ACRES U.S.A. The technology treadmill is one of the salient pressures in the lives of many farmers. Isn’t some of this technology desirable and beneficial for farmers?
HOLT-GIMÉNEZ. Of course, farmers would like to have more environmental information. The problem is that the type of information that’s being collected, packaged, sold and transmitted from satellites down to tractors is what suits the industry and larger and larger farms. On a 100-acre farm you can walk around and stick your hand in the soil pretty much all over the place. You don’t need a satellite telling you, at the resolution of a centimeter, what your NPK is and how much fertilizer to release. It’s a different story on a 100,000-acre farm, where you need to mechanize the environmental knowledge that way. And there are also other ways of dealing with fertility besides buying chemical fertilizers and other ways of building in resilience besides buying disaster insurance. Smaller farmers can use agroecological practices to build in diversity and whole-farm resilience that giant farms cannot and don’t want to use because of the labor cost. Those giant farms’ concept of diversity is that this year we grow soy, and next year we grow corn.
ACRES U.S.A. You stress how the logic of our capitalist agricultural system drives farmers to degrade their soil, use up water resources and pollute the environment. If U.S. agriculture operated under a system of supply management with parity prices would farmers more readily adopt regenerative agricultural practices?
HOLT-GIMÉNEZ. Most farmers want to conserve their land. They don’t want to exploit and mine the soil, but they’re caught in a treadmill where if they don’t exploit the land, they go broke. And they very often end up going broke anyway. If we were to lay out sound agroecological parameters upon which to base a fair supply management system to avoid overproduction, I think you would find farmers converting to agroecology and organic. They could save money and conserve their soil.

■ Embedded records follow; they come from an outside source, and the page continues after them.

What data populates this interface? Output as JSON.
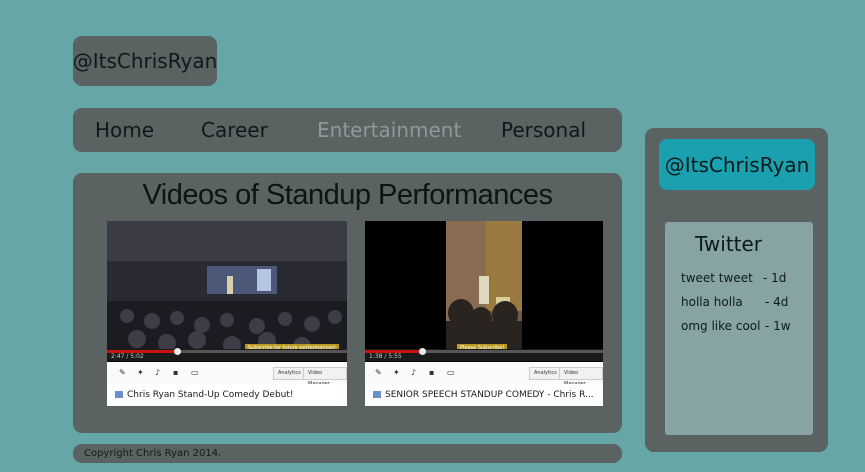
{
  "header": {
    "handle": "@ItsChrisRyan"
  },
  "nav": {
    "items": [
      "Home",
      "Career",
      "Entertainment",
      "Personal"
    ],
    "active": "Entertainment"
  },
  "main": {
    "title": "Videos of Standup Performances",
    "videos": [
      {
        "caption": "Chris Ryan Stand-Up Comedy Debut!",
        "time": "2:47 / 5:02",
        "overlay": "Subscribe for future performances!",
        "analytics_label": "Analytics",
        "manager_label": "Video Manager",
        "progress": 0.29
      },
      {
        "caption": "SENIOR SPEECH STANDUP COMEDY - Chris R...",
        "time": "1:38 / 5:55",
        "overlay": "Please Subscribe!",
        "analytics_label": "Analytics",
        "manager_label": "Video Manager",
        "progress": 0.24
      }
    ]
  },
  "footer": {
    "copyright": "Copyright Chris Ryan 2014."
  },
  "sidebar": {
    "handle": "@ItsChrisRyan",
    "twitter_title": "Twitter",
    "tweets": [
      {
        "text": "tweet tweet",
        "age": "- 1d"
      },
      {
        "text": "holla holla",
        "age": "- 4d"
      },
      {
        "text": "omg like cool",
        "age": "- 1w"
      }
    ]
  },
  "colors": {
    "background": "#66a6a6",
    "panel": "#5a6262",
    "accent": "#1ba0b0",
    "twitter_panel": "#87a3a3"
  }
}
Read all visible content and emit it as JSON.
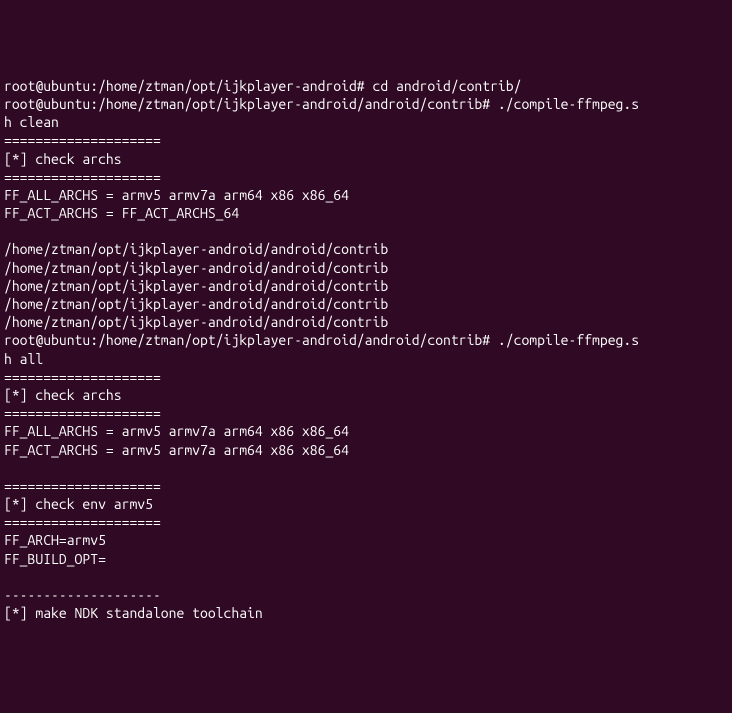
{
  "lines": [
    {
      "prompt": "root@ubuntu",
      "path": ":/home/ztman/opt/ijkplayer-android#",
      "cmd": " cd android/contrib/"
    },
    {
      "prompt": "root@ubuntu",
      "path": ":/home/ztman/opt/ijkplayer-android/android/contrib#",
      "cmd": " ./compile-ffmpeg.s"
    },
    {
      "text": "h clean"
    },
    {
      "text": "===================="
    },
    {
      "text": "[*] check archs"
    },
    {
      "text": "===================="
    },
    {
      "text": "FF_ALL_ARCHS = armv5 armv7a arm64 x86 x86_64"
    },
    {
      "text": "FF_ACT_ARCHS = FF_ACT_ARCHS_64"
    },
    {
      "text": ""
    },
    {
      "text": "/home/ztman/opt/ijkplayer-android/android/contrib"
    },
    {
      "text": "/home/ztman/opt/ijkplayer-android/android/contrib"
    },
    {
      "text": "/home/ztman/opt/ijkplayer-android/android/contrib"
    },
    {
      "text": "/home/ztman/opt/ijkplayer-android/android/contrib"
    },
    {
      "text": "/home/ztman/opt/ijkplayer-android/android/contrib"
    },
    {
      "prompt": "root@ubuntu",
      "path": ":/home/ztman/opt/ijkplayer-android/android/contrib#",
      "cmd": " ./compile-ffmpeg.s"
    },
    {
      "text": "h all"
    },
    {
      "text": "===================="
    },
    {
      "text": "[*] check archs"
    },
    {
      "text": "===================="
    },
    {
      "text": "FF_ALL_ARCHS = armv5 armv7a arm64 x86 x86_64"
    },
    {
      "text": "FF_ACT_ARCHS = armv5 armv7a arm64 x86 x86_64"
    },
    {
      "text": ""
    },
    {
      "text": "===================="
    },
    {
      "text": "[*] check env armv5"
    },
    {
      "text": "===================="
    },
    {
      "text": "FF_ARCH=armv5"
    },
    {
      "text": "FF_BUILD_OPT="
    },
    {
      "text": ""
    },
    {
      "text": "--------------------"
    },
    {
      "text": "[*] make NDK standalone toolchain"
    }
  ]
}
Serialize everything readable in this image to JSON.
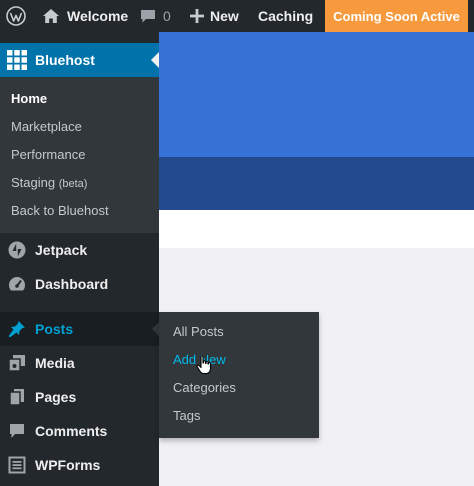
{
  "adminbar": {
    "site_name": "Welcome",
    "comments_count": "0",
    "new_label": "New",
    "caching_label": "Caching",
    "coming_soon_label": "Coming Soon Active",
    "coming_soon_color": "#f79a3e",
    "icons": [
      "wordpress-logo-icon",
      "home-icon",
      "comment-bubble-icon",
      "plus-icon"
    ]
  },
  "sidebar": {
    "bluehost": {
      "label": "Bluehost",
      "submenu": [
        {
          "label": "Home",
          "current": true
        },
        {
          "label": "Marketplace"
        },
        {
          "label": "Performance"
        },
        {
          "label": "Staging",
          "suffix": "(beta)"
        },
        {
          "label": "Back to Bluehost"
        }
      ]
    },
    "items": [
      {
        "label": "Jetpack",
        "icon": "jetpack-icon"
      },
      {
        "label": "Dashboard",
        "icon": "dashboard-gauge-icon"
      },
      {
        "label": "Posts",
        "icon": "pushpin-icon",
        "active": true
      },
      {
        "label": "Media",
        "icon": "media-icon"
      },
      {
        "label": "Pages",
        "icon": "pages-icon"
      },
      {
        "label": "Comments",
        "icon": "comment-icon"
      },
      {
        "label": "WPForms",
        "icon": "wpforms-icon"
      }
    ]
  },
  "posts_flyout": {
    "items": [
      {
        "label": "All Posts"
      },
      {
        "label": "Add New",
        "hovered": true
      },
      {
        "label": "Categories"
      },
      {
        "label": "Tags"
      }
    ]
  },
  "colors": {
    "sidebar_bg": "#23282d",
    "submenu_bg": "#32373c",
    "accent_blue": "#0073aa",
    "link_hover": "#00b9eb",
    "hero_blue": "#3773d6",
    "hero_dark_blue": "#234a8c"
  }
}
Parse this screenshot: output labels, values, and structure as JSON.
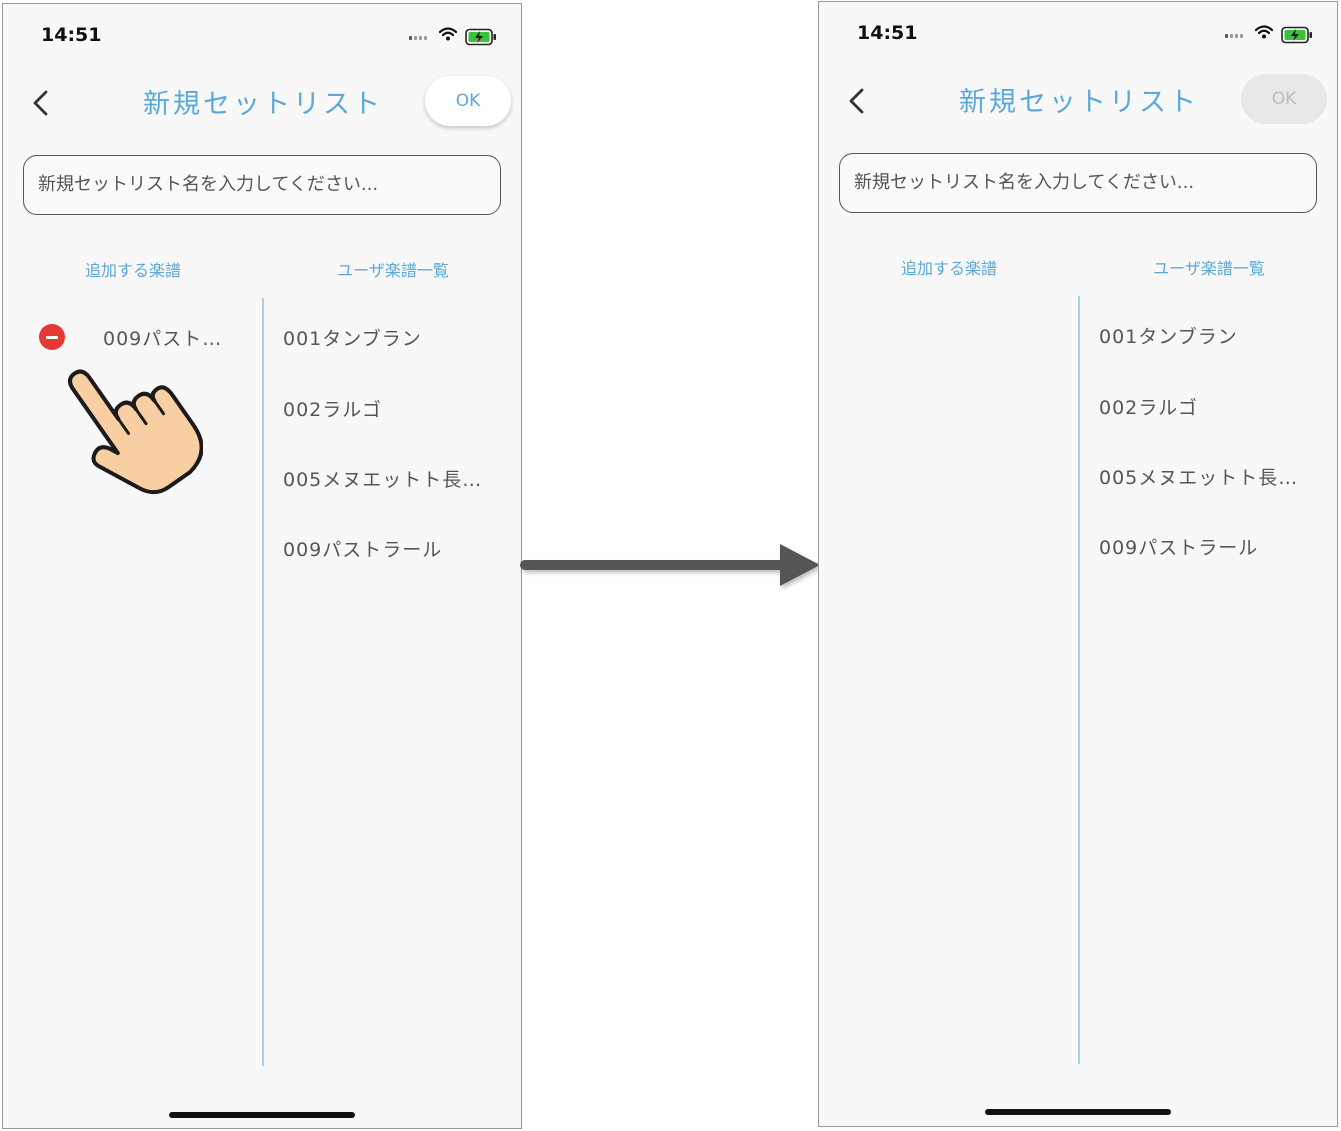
{
  "before": {
    "status": {
      "time": "14:51"
    },
    "nav": {
      "title": "新規セットリスト",
      "ok_label": "OK"
    },
    "input": {
      "placeholder": "新規セットリスト名を入力してください..."
    },
    "columns": {
      "added_header": "追加する楽譜",
      "user_header": "ユーザ楽譜一覧"
    },
    "added_songs": [
      "009パスト…"
    ],
    "user_songs": [
      "001タンブラン",
      "002ラルゴ",
      "005メヌエットト長…",
      "009パストラール"
    ]
  },
  "after": {
    "status": {
      "time": "14:51"
    },
    "nav": {
      "title": "新規セットリスト",
      "ok_label": "OK"
    },
    "input": {
      "placeholder": "新規セットリスト名を入力してください..."
    },
    "columns": {
      "added_header": "追加する楽譜",
      "user_header": "ユーザ楽譜一覧"
    },
    "user_songs": [
      "001タンブラン",
      "002ラルゴ",
      "005メヌエットト長…",
      "009パストラール"
    ]
  },
  "icons": {
    "remove": "minus-circle-icon",
    "pointer": "hand-pointer-icon",
    "transition": "right-arrow-icon"
  },
  "colors": {
    "accent": "#5aa9d8",
    "remove": "#e53935",
    "divider": "#a8cfe8",
    "ok_disabled_bg": "#e8e8e8"
  }
}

Editor’s Note: This is the end of Part 1 of the Eric Holt-Giménez interview. Read Part 2: Farmers Supporting Farmers next.